The market moved up strongly through the downtrend line, which suggests the Dow may well do likewise.

But in the FTSE chart, there was no fifth Elliott wave! Relatively, the FTSE has held up better than the Dow.

The Elliott wave count is totally different in both indexes, which means that I cannot expect 100% matching between them. But all the same, it's worth keeping an eye on them both.

The downside risk is high

Here is the close-up of the Dow as of this morning:


(Click on the chart for a larger version)

The rally off yesterday's low I can count as an A-B-C, which is corrective to the main trend, which is down.

Also, there is a stark negative momentum divergence, suggesting the rally is running out of steam.

So there is evidence for both a bullish and a bearish view as there always is, of course.

I will maintain my sell orders at the purple bar and wait.

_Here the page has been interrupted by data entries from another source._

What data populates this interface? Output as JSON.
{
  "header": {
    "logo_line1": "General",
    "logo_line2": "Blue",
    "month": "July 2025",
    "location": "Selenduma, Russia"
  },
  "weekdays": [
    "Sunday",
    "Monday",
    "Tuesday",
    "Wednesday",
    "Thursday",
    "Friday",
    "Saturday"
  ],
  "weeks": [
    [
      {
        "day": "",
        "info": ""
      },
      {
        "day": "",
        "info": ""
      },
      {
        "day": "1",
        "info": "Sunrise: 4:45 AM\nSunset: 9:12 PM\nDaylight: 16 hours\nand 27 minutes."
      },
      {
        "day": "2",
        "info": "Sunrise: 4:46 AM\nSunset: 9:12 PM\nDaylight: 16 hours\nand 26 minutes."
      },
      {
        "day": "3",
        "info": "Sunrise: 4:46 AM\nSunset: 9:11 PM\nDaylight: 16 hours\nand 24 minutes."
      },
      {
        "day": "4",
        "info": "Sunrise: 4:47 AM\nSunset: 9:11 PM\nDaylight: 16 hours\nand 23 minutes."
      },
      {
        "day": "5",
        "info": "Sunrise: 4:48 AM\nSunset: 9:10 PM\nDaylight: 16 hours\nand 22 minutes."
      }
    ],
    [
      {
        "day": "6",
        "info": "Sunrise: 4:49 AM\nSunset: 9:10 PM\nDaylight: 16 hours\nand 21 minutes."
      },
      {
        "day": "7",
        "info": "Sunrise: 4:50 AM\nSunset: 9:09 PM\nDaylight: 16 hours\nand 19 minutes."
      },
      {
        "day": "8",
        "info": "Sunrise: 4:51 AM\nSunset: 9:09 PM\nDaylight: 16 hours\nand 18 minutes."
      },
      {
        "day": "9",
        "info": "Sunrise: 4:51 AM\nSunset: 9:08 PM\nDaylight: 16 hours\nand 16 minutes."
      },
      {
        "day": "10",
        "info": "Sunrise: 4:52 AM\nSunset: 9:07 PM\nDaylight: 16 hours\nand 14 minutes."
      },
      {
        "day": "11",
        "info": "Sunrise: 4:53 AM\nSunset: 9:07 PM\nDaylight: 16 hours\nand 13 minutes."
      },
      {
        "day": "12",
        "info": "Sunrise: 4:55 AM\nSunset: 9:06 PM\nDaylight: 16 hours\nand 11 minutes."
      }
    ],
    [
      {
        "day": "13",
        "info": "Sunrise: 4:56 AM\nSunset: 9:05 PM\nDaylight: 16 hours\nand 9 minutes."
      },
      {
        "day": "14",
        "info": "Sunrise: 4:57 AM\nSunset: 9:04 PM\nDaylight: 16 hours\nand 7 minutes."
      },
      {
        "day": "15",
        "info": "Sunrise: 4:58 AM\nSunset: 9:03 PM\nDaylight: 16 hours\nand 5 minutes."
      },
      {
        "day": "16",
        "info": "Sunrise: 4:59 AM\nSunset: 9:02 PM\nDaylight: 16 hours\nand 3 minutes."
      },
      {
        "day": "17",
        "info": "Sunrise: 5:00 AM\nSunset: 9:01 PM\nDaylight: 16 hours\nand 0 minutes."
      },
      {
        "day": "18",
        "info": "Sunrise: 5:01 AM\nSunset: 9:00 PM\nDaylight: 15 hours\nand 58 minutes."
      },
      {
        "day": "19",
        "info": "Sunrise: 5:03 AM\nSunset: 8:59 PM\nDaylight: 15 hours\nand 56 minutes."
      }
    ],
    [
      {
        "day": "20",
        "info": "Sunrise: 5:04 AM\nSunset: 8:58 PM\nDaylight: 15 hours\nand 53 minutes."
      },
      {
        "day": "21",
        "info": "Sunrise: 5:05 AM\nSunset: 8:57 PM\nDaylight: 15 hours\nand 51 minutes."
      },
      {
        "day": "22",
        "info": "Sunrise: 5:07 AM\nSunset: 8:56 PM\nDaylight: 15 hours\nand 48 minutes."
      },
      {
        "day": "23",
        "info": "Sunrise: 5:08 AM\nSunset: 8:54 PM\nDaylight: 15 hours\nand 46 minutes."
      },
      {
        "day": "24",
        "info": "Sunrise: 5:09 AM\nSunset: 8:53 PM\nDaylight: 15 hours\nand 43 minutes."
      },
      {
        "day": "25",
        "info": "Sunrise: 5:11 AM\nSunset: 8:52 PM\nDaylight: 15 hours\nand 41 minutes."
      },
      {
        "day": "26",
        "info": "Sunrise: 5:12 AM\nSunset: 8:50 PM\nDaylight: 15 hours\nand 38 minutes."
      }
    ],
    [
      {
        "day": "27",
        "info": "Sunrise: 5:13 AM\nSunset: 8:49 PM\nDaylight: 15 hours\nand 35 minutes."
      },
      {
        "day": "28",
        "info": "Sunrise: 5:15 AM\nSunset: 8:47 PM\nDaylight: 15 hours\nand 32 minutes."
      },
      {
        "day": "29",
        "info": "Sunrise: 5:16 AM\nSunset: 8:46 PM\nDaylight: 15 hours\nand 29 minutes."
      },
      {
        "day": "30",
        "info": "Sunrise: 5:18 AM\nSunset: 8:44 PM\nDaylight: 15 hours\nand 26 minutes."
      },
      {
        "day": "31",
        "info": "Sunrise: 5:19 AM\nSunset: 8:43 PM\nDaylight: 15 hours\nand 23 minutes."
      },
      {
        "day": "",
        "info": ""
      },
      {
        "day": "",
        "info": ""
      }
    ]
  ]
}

Personally, I am not tempted to a long trade (at least, not just yet) as I believe the downside risk is too high. If the market does rally to my top tramline in the 11,400 area, I will look again at a possible short trade.

If you're a new reader, or need a reminder about some of the methods I refer to in my trades, then do have a look at my introductory videos:

The essentials of tramline trading

Advanced tramline trading

An introduction to Elliott wave theory

Trading with Fibonacci levels

Don't miss my next trading insight. To receive all my spread betting blog posts by email, as soon as I've written them, just sign up here .

John is is a British-born lapsed PhD physicist, who previously worked for Nasa on the Mars exploration team. He is a former commodity trading advisor with the US Commodities Futures Trading Commission, and worked in a boutique futures house in California in the 1980s.


He was a partner in one of the first futures newsletter advisory services, based in Washington DC, specialising in pork bellies and currencies. John is primarily a chart-reading trader, having cut his trading teeth in the days before PCs.


As well as his work in the financial world, he has launched, run and sold several 'real' businesses producing 'real' products.